*Work instruction*. What lines in the records include the string "name"? Return each one.

▽

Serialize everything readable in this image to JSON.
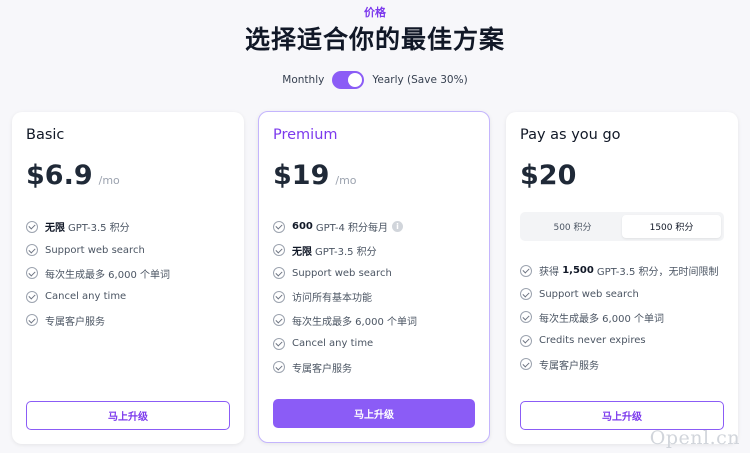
{
  "header": {
    "eyebrow": "价格",
    "title": "选择适合你的最佳方案"
  },
  "billing_toggle": {
    "monthly_label": "Monthly",
    "yearly_label": "Yearly (Save 30%)",
    "selected": "yearly"
  },
  "plans": [
    {
      "name": "Basic",
      "price": "$6.9",
      "per": "/mo",
      "features": [
        {
          "bold": "无限",
          "text": "GPT-3.5 积分"
        },
        {
          "bold": "",
          "text": "Support web search"
        },
        {
          "bold": "",
          "text": "每次生成最多 6,000 个单词"
        },
        {
          "bold": "",
          "text": "Cancel any time"
        },
        {
          "bold": "",
          "text": "专属客户服务"
        }
      ],
      "cta": "马上升级"
    },
    {
      "name": "Premium",
      "price": "$19",
      "per": "/mo",
      "features": [
        {
          "bold": "600",
          "text": "GPT-4 积分每月"
        },
        {
          "bold": "无限",
          "text": "GPT-3.5 积分"
        },
        {
          "bold": "",
          "text": "Support web search"
        },
        {
          "bold": "",
          "text": "访问所有基本功能"
        },
        {
          "bold": "",
          "text": "每次生成最多 6,000 个单词"
        },
        {
          "bold": "",
          "text": "Cancel any time"
        },
        {
          "bold": "",
          "text": "专属客户服务"
        }
      ],
      "cta": "马上升级"
    },
    {
      "name": "Pay as you go",
      "price": "$20",
      "credit_options": [
        "500 积分",
        "1500 积分"
      ],
      "selected_credit": "1500 积分",
      "features": [
        {
          "pre": "获得",
          "bold": "1,500",
          "text": "GPT-3.5 积分，无时间限制"
        },
        {
          "pre": "",
          "bold": "",
          "text": "Support web search"
        },
        {
          "pre": "",
          "bold": "",
          "text": "每次生成最多 6,000 个单词"
        },
        {
          "pre": "",
          "bold": "",
          "text": "Credits never expires"
        },
        {
          "pre": "",
          "bold": "",
          "text": "专属客户服务"
        }
      ],
      "cta": "马上升级"
    }
  ],
  "watermark": "Openl.cn",
  "colors": {
    "accent": "#8b5cf6",
    "accent_text": "#7c3aed",
    "background": "#f7f7fa"
  }
}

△

*Reply to the task*.
      "name": "Basic",
      "name": "Premium",
      "name": "Pay as you go",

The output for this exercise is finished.